The Mormon Church believes that genealogy is about linking families together and has certain religious ordinances like baptism. They believe that they can baptize the deceased by proxy in their sacred temples. They enjoy learning about their ancestors and gathering records, documenting their existence including birth, marriage, death, military as well as collecting and storing them. It is a concerted effort by the church and children are indoctrinated very early in the importance to know about family. The result is the largest holding and collection of genealogical records in the world in Salt Lake City, Utah.
As I walk through the doors hundreds of memories flood into my mind as the smell of yesterday’s incense hits my nose. In a way I grew up here from baptism, first communion, to confirmation. Various friends and family scattered in the pews nodding to you as you enter the church since in a small town everyone knows everyone. The church is large and ornate for where it is placed; a little town of roughly 200 people. The inside is magnificent with intricately carved wooden pillars and elaborate paintings of Bible stories on the dome ceiling.
Every year, there is a annual and semiannual conference held in Salt Lake City Utah, at the Salt Lake City Conference Center. The conference is held every April and October. Members and leader of the Church of Latter Day Saints come together and attend sessions where they listen to religious leader’s sermons. Each conference consists of six sessions - four general sessions, one male priest session and one women’s session. This is an important ritual in the Mormon Church.
A measly twenty-five miles from Tufts, I have grown up in the town of Natick. My parents chose Natick for numerous reasons, but what I love about my hometown is its welcoming sense of community. Every year when I participate in Natick’s Fourth of July parade, I easily identify my friends, teammates and co-workers amongst the crowds cheering me on. When I help at the library, I work alongside the same librarians who read Cat in the Hat to me almost a decade earlier. However, the most essential aspect of living in Natick has been my church.

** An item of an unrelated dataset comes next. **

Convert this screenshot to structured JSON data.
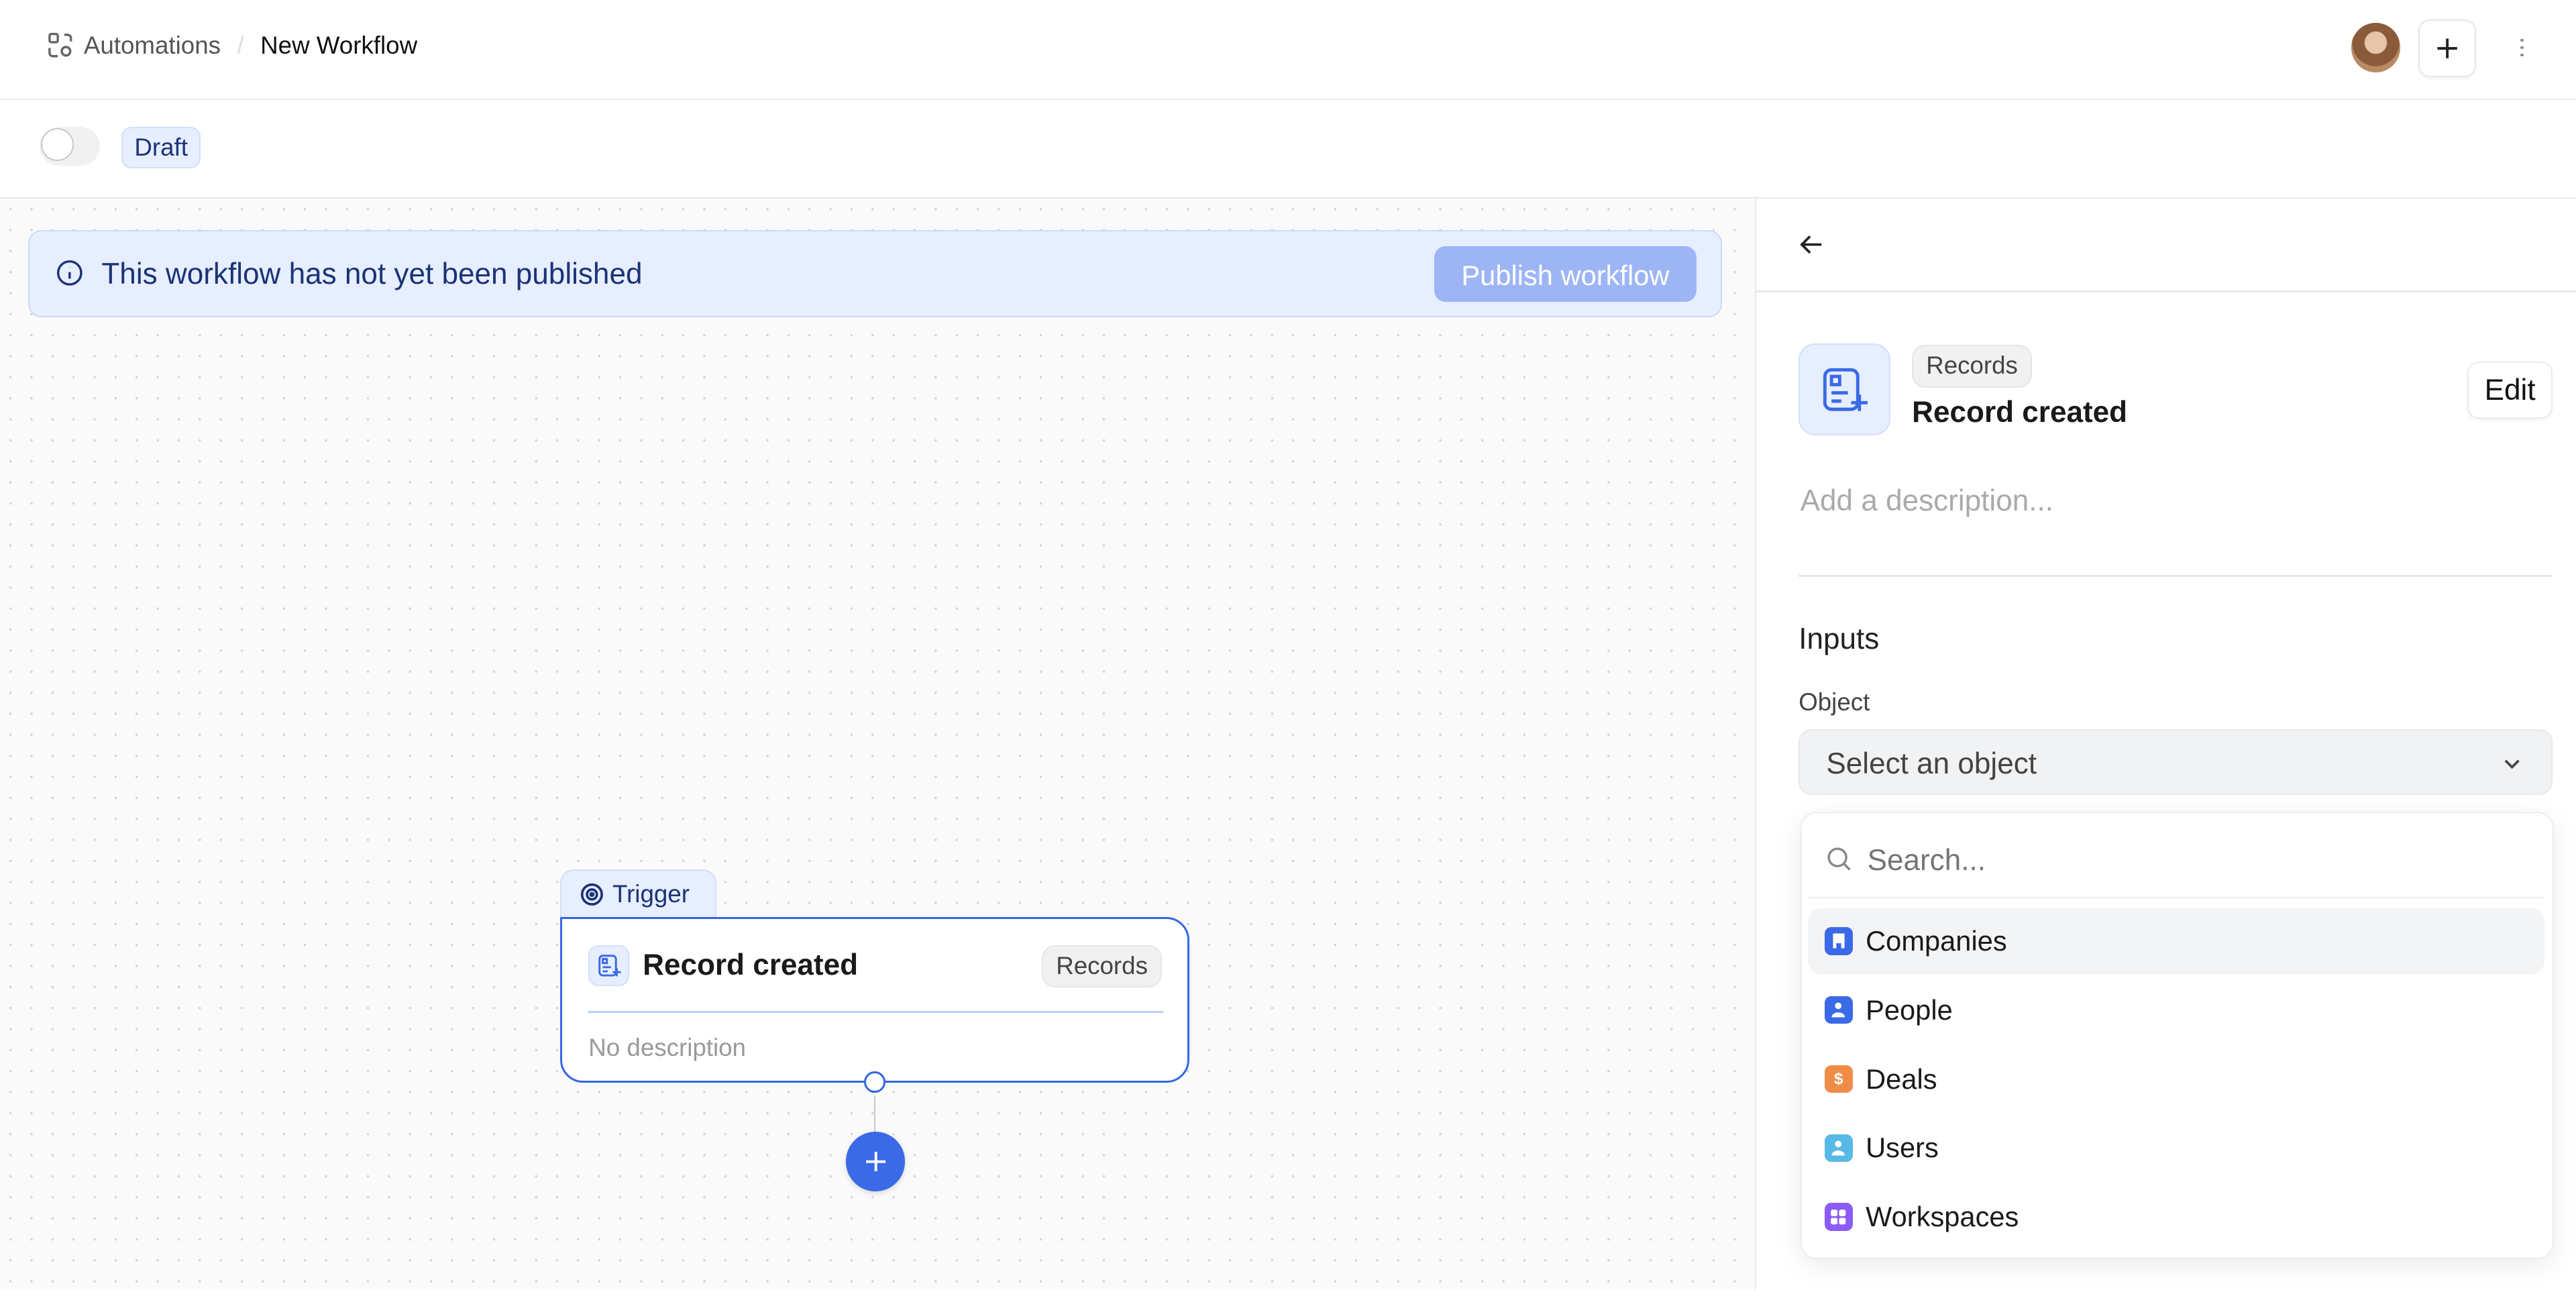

When I was 20 years old, I decided to attend church services for the first time. King Street Church was the first church I went to and it is in Chambersburg, Pennsylvania. There were three different types of worship services for different groups of people. One service was very traditional and most older people attended that one. I chose the 9:45 worship service because it was open to all age groups and the younger people attended.
Begin around 11am with 10-15 minutes of worship singing, then announcements, followed by an special aspect of the service like a video a special song etc.… The sermon lasts about 25-35 minutes and we close with prayer and one final worship song. Again all the churches I have ever attended have been very relaxed, shorts